Kadyrov’s remarks show an intent to carry out actions that are unlawful. Chechnya is a subject of the Russian Federation, bound by Russian law and Russia’s international human rights obligations.

Article 5 of Russia’s Criminal Code, which deals with the principle of guilt, provides that persons can be punished solely for “socially dangerous actions (lack of action) and resulting in socially dangerous consequence” and only if their individual guilt has been established by a court of law. Collective punishment is also strictly prohibited by international human rights law. In recent years, our organizations had repeatedly drawn the attention of Russian authorities to the Chechen authorities’ use of collective punishment and urged the Russian government to put an end to this.

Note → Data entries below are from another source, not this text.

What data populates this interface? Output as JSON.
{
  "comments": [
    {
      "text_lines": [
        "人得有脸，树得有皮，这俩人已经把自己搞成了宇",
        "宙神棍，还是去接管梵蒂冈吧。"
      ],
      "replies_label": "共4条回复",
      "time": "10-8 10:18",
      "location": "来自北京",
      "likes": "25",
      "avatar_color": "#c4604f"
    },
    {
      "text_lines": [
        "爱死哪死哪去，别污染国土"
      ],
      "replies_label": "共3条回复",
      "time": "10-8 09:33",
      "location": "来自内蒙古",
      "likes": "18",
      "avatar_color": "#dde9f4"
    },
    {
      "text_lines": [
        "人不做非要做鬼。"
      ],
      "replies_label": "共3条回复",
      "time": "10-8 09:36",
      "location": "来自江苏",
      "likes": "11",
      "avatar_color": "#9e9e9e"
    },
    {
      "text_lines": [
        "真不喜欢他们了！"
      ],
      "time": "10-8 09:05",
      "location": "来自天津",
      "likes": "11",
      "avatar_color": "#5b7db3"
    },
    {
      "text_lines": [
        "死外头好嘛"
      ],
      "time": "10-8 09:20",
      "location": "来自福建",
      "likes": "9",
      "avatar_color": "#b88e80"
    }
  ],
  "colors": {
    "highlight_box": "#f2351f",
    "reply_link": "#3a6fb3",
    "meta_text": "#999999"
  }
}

Notably, in December 2014, when Kadyrov had similarly pledged to eradicate the insurgency by unlawfully punishing parents for the deeds of their children, you said that “no one, including the leadership of Chechnya, has the right to impose any extra-judicial punishments.” By yet again publicly asserting his intention to impose collective punishment, Kadyrov is demonstrating contempt for the principles and fundamental rules which you have invoked.

Kadyrov’s intent to impose a blanket ban on human rights defenders is equally unlawful and intolerable. It violates the rights to freedom of association and movement, guaranteed under the Russian Constitution as well as the European Convention on Human Rights and the International Covenant on Civil and Political Rights. It is also wholly incompatible with the obligations of the authorities as set out in the UN Declaration on Human Rights Defenders.

Our organizations have also repeatedly called on Russian authorities to foster a supportive working climate for human rights defenders in Chechnya, strongly condemn threats and attacks against human rights defenders by Chechen officials at all levels and hold perpetrators to account.

We respectfully urge you to address the issue, including by condemning the recent statement by Ramzan Kadyrov, ensuring that he is not permitted to carry out his unlawful threats against human rights defenders and families and relatives of any suspects. We urge you to take all necessary steps within your authority to ensure that statements and actions that contravene Russian law and Russia’s international obligations have legal consequences prescribed in law, and to ensure immediate release of Oyub Titiev, a human rights defender who has exposed collective punishment and other egregious abuses by Chechen authorities, and has been behind bars for nearly eight months in retaliation for his human rights work.        

We thank you for your attention and look forward your earliest response.

Sincerely,

Hugh Williamson
Director
Europe and Central Asia Division
Human Rights Watch

Anna Neistat
Senior Director for Research
Amnesty International

Andrew Anderson
Executive Director
Front Line Defenders